Ruth: We have a campaign coming up called Good Clothes, Fair Pay, which is fighting for EU legislation on living wages in the garment and textile supply chain. And even though this is EU, and the UK is not in the EU anymore, it will impact the whole global fashion supply chain because it applies to any brand that’s selling within the EU – which is basically every big brand. We’re going to be launching that very soon to collect a million signatures from EU citizens. We need as much help as possible from as many people as possible to spread the word. Legislation is the missing component, we have waited long enough for voluntary measures.
What would the demands be specifically?
Ruth: It would ensure that any brand selling in the EU has to conduct due diligence on their whole supply chain and ensure living wages are being paid. In theory, it could lift millions of workers out of poverty.
And there’s good stuff happening elsewhere as well. California just passed the Garment Worker Protection Act and that’s hopefully going to get expanded at the federal level to cover the whole of the US Then, in the UK, we have new guidelines on greenwashing. There’s a lot of good stuff happening in the legislation space.

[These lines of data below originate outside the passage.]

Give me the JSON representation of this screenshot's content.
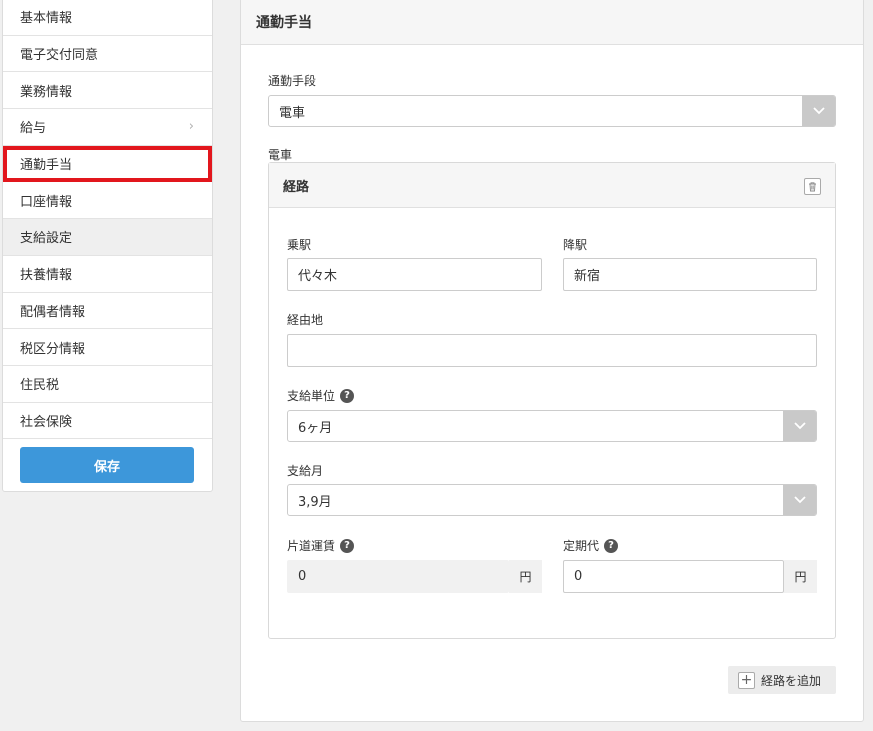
{
  "sidebar": {
    "items": [
      {
        "label": "基本情報",
        "chevron": false
      },
      {
        "label": "電子交付同意",
        "chevron": false
      },
      {
        "label": "業務情報",
        "chevron": false
      },
      {
        "label": "給与",
        "chevron": true
      },
      {
        "label": "通勤手当",
        "chevron": false
      },
      {
        "label": "口座情報",
        "chevron": false
      },
      {
        "label": "支給設定",
        "chevron": false
      },
      {
        "label": "扶養情報",
        "chevron": false
      },
      {
        "label": "配偶者情報",
        "chevron": false
      },
      {
        "label": "税区分情報",
        "chevron": false
      },
      {
        "label": "住民税",
        "chevron": false
      },
      {
        "label": "社会保険",
        "chevron": false
      }
    ],
    "save_label": "保存"
  },
  "panel": {
    "title": "通勤手当",
    "transport_label": "通勤手段",
    "transport_value": "電車",
    "section_label": "電車",
    "route": {
      "title": "経路",
      "board_label": "乗駅",
      "board_value": "代々木",
      "alight_label": "降駅",
      "alight_value": "新宿",
      "via_label": "経由地",
      "via_value": "",
      "unit_label": "支給単位",
      "unit_value": "6ヶ月",
      "month_label": "支給月",
      "month_value": "3,9月",
      "oneway_label": "片道運賃",
      "oneway_value": "0",
      "oneway_unit": "円",
      "pass_label": "定期代",
      "pass_value": "0",
      "pass_unit": "円"
    },
    "add_route_label": "経路を追加"
  },
  "colors": {
    "accent": "#3d97da",
    "highlight": "#e2161d"
  }
}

Tamsin: In France, the banning of brands incinerating deadstock has just been huge. We’re seeing a lot of knock-on effects of that because brands have to think creatively about what they’re doing with their stock. They have to find innovative solutions and also they have to start thinking – “Hey, hang on. Why are we producing in these volumes? And why are we wasting materials?” That has a really tangible effect on how brands are working.
To bring it back to the city of London. What are some initiatives the city could undertake to better support these brilliant independent designers who are researching sustainable solutions?
Tamsin: A really great example is the lab E20 in Stratford, which was set up by a company called Future City and an amazing woman called Yasmin Jones-Henry. It was a community space paid for partly by the property developer. They created the lab as a space to really focus on fashion and sustainability. They had an amazing program with all sorts of organizations, including Fashion Revolution and Fashion Open Studio who could use the space for free. That really does make a big difference. It’s been such a successful initiative. I can’t see any reasons for other boroughs not to replicate it, to join forces with local authorities, property developers, cultural tastemakers, and team up with local waste recycling, schools, universities, retailers, etc. It’s just the perfect melting point for all of these organizations to come together on a local level.
Yeah. Affordable, accessible space. That’s what it’s about. So people can connect in real life. I know you have to run to your next event, but I do want to ask just one last question: do you have any tips for students who feel this need to be more politically engaged but don’t necessarily know where to start?
Ruth: We have tons of resources for students specifically and educators at universities. I’d say our website is the best place to go if you’re not sure where to start.
Tamsin: I think it’s also important for students to define where their priorities lie. Ask themselves what they want their world to look like and how they want to be treated at work. I think this can be very personal.
Okay ladies now let’s get information.